Susana König’s painting reminds me of IT business and how it’s all teamwork too!

Student artwork from the class Planet Color. Susana König, Germany.

In Debbie Kreischer’s painting, the decorative style can take a more expressive twist, showing how things are not so black and white after all.

Student artwork from the class Planet Color. Debbie Kreischer, USA.

In Lisa Clemmer’s painting, the colors are soft, but the shapes are dynamic. This controversy makes it compelling.

Student artwork from the class Planet Color. Lisa Clemmer, USA.

Linda Thompson’s painting has playful colors and the dynamics of a fun game.

Student artwork from the class Planet Color. Linda Thompson, Canada.

Lois Dimler’s painting is like a happy circus where everybody has fun!

Student artwork from the class Planet Color. Lois Dimler, USA.

4) Listen to Others, Let It Inspire You

I have always been an idea person. I invent new things quickly and have always been eager to find all kinds of unique approaches, also in art. However, I have also noticed that we often overestimate the uniqueness and the originality of our first ideas. But when we start combining many ideas into one, the result can be something new. My idea of drawing your own coloring page is not that unique but the way I have colored it gives it a modern twist. (Also read: How to Transform Ideas into Paintings)

Paivi from Peony and Parakeet with her art journal.

It’s not good to try to protect yourself from seeing what others do. We consume all the time anyway. If not art, then something else. Listening to other people, seeing other people’s art and getting to know art history is not a threat but an enabler to your personal style. Sometimes it can be a real eye-opener to create from a similar standpoint with somebody else and then compare.

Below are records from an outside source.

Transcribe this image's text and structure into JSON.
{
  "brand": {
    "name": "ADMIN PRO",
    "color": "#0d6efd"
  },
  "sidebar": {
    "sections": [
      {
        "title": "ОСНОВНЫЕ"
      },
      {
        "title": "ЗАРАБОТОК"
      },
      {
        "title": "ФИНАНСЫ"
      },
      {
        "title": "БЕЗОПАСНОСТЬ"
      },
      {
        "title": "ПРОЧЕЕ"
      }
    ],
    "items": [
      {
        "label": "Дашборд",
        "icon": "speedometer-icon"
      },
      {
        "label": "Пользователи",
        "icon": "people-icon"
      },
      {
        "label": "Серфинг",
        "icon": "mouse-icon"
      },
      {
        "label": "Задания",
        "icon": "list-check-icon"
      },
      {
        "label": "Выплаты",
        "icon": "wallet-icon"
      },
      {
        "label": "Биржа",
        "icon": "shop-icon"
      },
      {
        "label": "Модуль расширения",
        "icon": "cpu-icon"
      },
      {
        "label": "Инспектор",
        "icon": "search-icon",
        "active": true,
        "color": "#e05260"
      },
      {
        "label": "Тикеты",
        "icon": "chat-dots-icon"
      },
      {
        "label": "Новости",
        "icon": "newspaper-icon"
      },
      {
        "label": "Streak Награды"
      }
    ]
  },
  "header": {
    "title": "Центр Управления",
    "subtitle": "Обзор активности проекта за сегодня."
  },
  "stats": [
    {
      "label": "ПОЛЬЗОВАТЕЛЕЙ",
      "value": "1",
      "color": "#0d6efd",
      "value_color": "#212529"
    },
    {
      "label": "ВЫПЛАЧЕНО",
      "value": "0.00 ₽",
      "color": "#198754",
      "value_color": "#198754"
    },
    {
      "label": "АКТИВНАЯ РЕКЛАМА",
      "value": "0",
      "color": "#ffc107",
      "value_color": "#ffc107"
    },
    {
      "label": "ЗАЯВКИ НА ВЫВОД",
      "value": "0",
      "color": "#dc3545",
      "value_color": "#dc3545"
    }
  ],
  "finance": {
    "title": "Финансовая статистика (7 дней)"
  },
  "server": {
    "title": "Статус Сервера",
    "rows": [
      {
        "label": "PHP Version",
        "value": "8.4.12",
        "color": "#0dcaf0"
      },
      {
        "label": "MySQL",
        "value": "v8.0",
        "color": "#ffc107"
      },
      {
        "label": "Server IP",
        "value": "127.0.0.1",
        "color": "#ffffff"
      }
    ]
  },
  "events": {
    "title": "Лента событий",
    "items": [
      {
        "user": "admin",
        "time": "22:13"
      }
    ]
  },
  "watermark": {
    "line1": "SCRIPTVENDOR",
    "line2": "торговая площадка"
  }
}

Student artwork from the class Planet Color. Meri Andriesse, USA.

Compare Meri Andriesse’s and Pirkko-Liisa Mannoja’s paintings above and below! They have many similarities, but their style is different. Meri’s piece is soft, carefree and modern while Pirkko-Liisa’s is strong, detailed and historical.

Student artwork from the class Planet Color. Pirkko-Liisa Mannoja, Finland.

I love people who speak enthusiastically about what they have done. Even if they would talk about something that I would never even want to try, like deep-sea diving, it’s fascinating to hear how they express their experiences. While listening, I imagine the places that I would explore if I were that person. It gives me ideas that I wouldn’t ever have found by myself.

We never know enough about art history, other artists, other people, other fields of expertise, other anything! Artist’s mindset is being an immaterial collector – collecting thoughts, stories, visuals, any ideas and then expressing that inspiration. By developing the ability to see nuances in other people’s talk and work, you will also begin to see what’s unique about you.

What tip would you give?

Paivi from Peony and Parakeet with her abstract painting made for the class Planet Color.

Planet Color is available as a self-study class: Buy Now!

Celebrating Artist Friendships

Together, a watercolor and gouache painting by Paivi Eerola from Peony and Parakeet. See the video of making this using liquid watercolors, aqua markers and gouache paint tubes.

There’s a theme that has been waiting in my blogging queue for a long time. It’s the meaning of friendships in the art world. I was about to write the blog post but then I thought it wouldn’t be as genuine as a video.

In this video blog post, I create a painting using art supplies generously donated by my student. The supplies are Spectrum Aqua Markers, Dr. Ph. Martin’s Hydrus liquid watercolors and Turner acryl gouaches.

Here are the links to the websites mentioned in the video: a ceramic artist Johanna Rytkola, a visual artist Emmi Mustonen, the stick figure drawing class as a part of Imagine Monthly Fall 2016, a local workshop in Finland “Innostu taiteestasi”

Hopefully, you’ll enjoy the video!